Australian Catholic Bishops Conference president Archbishop Mark Coleridge says a new national office for safeguarding will streamline and coordinate the Church’s work to protect children and vulnerable adults.
“The Catholic Church in Australia is bringing into a single entity several national agencies working in the area of child protection and safeguarding,” he said.
“This has been intended since 2016, when Catholic Professional Standards Limited was established.”
The work of Catholic Professional Standards Limited (CPSL) has been pivotal to the Church’s progress in the past four years, in the final stages of and beyond the Royal Commission into Institutional Responses to Child Sexual Abuse, Archbishop Coleridge said.
“For all its excellent work in developing the National Catholic Safeguarding Standards, beginning the audits of dioceses and religious institutes, and training Catholic leaders, CPSL has not become the single national office envisaged,” Archbishop Coleridge said.
“That the Church is looking to achieve its goal of a single national entity does not and cannot diminish the work currently being done.”
The various national agencies that now exist alongside CPSL include the Australian Catholic Centre for Professional Standards (formerly the National Committee for Professional Standards), the Implementation Advisory Group and Australian Catholic Redress Limited, which facilitates diocesan engagement with the National Redress Scheme.
“We didn’t plan such a disjointed national approach to safeguarding and professional standards beyond the Royal Commission. But different entities emerged as the need arose – without too much thought for coordination,” Archbishop Coleridge said.
The proliferation of Catholic entities has come at a time when various state, territory and Commonwealth bodies have also been established, adding regulation and risking still more duplication.
Archbishop Coleridge said it is “seriously mistaken” to see the decision to bring various national organisations into a single entity as a diminishment in the Church’s commitment to child protection and safeguarding.
“For more than 18 months, guided by some of the leading authorities in child safety in the Church and elsewhere, we’ve been moving towards the single national office that’s long been intended,” he said.
“Two earlier reviews and the work of the current expert group have been done in conversation with all key professional standards and safeguarding organisations, including Catholic Professional Standards Limited.”
In a statement on June 1, CPSL’s board said it “anticipates being engaged in the planning for the new entity and until decisions as to the work of the new entity and transition plans are clear, CPSL will continue with its current work”.
Archbishop Coleridge said the new national office will assume key functions of CPSL and will supervise independent audits of Church institutions, the training of Catholic leaders and the development and review of national standards.
It will also incorporate functions currently entrusted to other national organisations, including the oversight of a new national protocol for handling complaints of sexual abuse.
“The new office will retain the operational independence that Catholic Professional Standards Limited has enjoyed,” Archbishop Coleridge said.
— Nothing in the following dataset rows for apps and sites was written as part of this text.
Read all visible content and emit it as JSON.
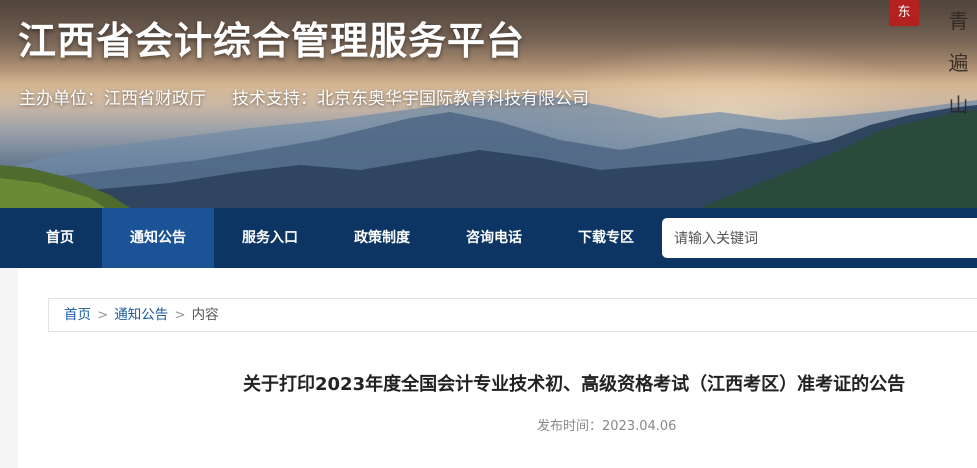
{
  "header": {
    "site_title": "江西省会计综合管理服务平台",
    "sponsor": "主办单位：江西省财政厅",
    "tech_support": "技术支持：北京东奥华宇国际教育科技有限公司",
    "seal_text": "东",
    "calligraphy_text": "青遍山"
  },
  "nav": {
    "items": [
      {
        "label": "首页"
      },
      {
        "label": "通知公告"
      },
      {
        "label": "服务入口"
      },
      {
        "label": "政策制度"
      },
      {
        "label": "咨询电话"
      },
      {
        "label": "下载专区"
      }
    ],
    "active_index": 1,
    "search_placeholder": "请输入关键词"
  },
  "breadcrumb": {
    "home": "首页",
    "section": "通知公告",
    "current": "内容",
    "separator": ">"
  },
  "article": {
    "title": "关于打印2023年度全国会计专业技术初、高级资格考试（江西考区）准考证的公告",
    "publish_label": "发布时间：",
    "publish_date": "2023.04.06"
  },
  "colors": {
    "nav_bg": "#0c3563",
    "nav_active": "#1c5296",
    "link": "#1a5a9c"
  }
}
“We are confident this national entity can deliver on our commitment to the safety of children and vulnerable adults while also eliminating duplication and reducing costs at a time when all Church institutions are under financial pressure.”
This media release from ++Coleridge does not address the critical questions that have been raised publicly (cf. The Australian, by Victoria Laurie, 29 June , 2020) –
1. Why will the new Professional Standards office not have its independence assured by incorporation ? (Claimed independence of an in-house entity is little more than an assertion and does not provide public accountability and comfort)
2. Why is it that “CPSL has not become the single national office envisaged”, a matter within the control of the ACBC ? (The media release begs this question. CPSL is an incorporated association that is already established and experienced, clearly a better and more effective option in ensuring the Church’s public credibility and the efficacy of its standards.)
The failure to address these issues that are clearly at the heart of public concerns causes doubt as to whether Church leaders have learnt the lessons of poor governance highlighted by the Royal Commission into Institutional Responses to Child Sexual Abuse. It is reasonable in the circumstances to assume that Church leaders are abolishing CPSL in order to exercise control over potentially embarrassing reports, a continuation of the culture that resulted in the worldwide cover-ups of clerical child sexual abuse and the consequent abuse of many more children.